Although there remains uncertainty as to the precise extent of climate change, the conclusions of the scientific community contained in the latest IPCC report are alarming, especially in the context of the identified risks of maintaining human prosperity in the face of greater than a 2 °C rise in average global temperature. The report concludes that anthropogenic emissions of greenhouse gases are the likely cause of the current global warming of the Earth. Predictions from the range of climate models indicate that this warming will very likely increase the Earth’s temperature over the coming century by more than 2 °C above its pre-industrial level unless dramatic reductions are made in anthropogenic emissions of greenhouse gases over the coming decades.
Based on the IPCC assessment, the world must make rapid progress towards lowering current and future greenhouse gas emissions to minimize the substantial risks of climate change. We believe that the nations of the world must take the opportunity at the United Nations Climate Change Conference in Paris in December 2015 to take decisive action to limit future global emissions. This endeavor will require the cooperation of all nations, whether developed or developing, and must be sustained into the future in accord with updated scientific assessments.
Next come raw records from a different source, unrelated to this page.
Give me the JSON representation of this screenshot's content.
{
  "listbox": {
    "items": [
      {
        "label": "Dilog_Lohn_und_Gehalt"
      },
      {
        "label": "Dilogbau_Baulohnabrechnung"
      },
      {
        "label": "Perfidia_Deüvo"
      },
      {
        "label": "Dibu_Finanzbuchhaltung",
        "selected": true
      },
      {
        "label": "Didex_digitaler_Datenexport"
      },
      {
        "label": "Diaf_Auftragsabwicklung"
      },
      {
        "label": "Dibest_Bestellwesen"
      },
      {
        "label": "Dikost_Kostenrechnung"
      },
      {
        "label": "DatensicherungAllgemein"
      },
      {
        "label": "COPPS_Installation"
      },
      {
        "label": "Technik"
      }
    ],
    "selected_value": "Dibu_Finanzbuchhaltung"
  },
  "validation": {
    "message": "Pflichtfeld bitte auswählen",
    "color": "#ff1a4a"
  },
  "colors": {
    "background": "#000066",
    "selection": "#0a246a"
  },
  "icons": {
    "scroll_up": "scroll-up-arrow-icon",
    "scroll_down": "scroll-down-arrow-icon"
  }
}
Failure to act will subject future generations of humanity to unconscionable and unacceptable risk.— Mainau, Germany, 3 July 2015
Signatories and supportersEdit
The following Nobel laureates have thus far signed the Mainau Declaration 2015 or expressed their full support after its presentation. 36 Nobel laureates (left column) signed the declaration on 3 July 2015 on the final day of the 65th Lindau Nobel Laureate Meeting; 40 agreed later on for their names to be listed as signatories.
- Burmester, Ralph (2015). Science at First Hand, 65 years Lindau Nobel Laureate Meetings. Germany: Deutsches Museum Bonn. pp. 48/49.
- "Mainau Declaration Official Website". Lindau Nobel Laureate Meetings. Retrieved 2015-11-24.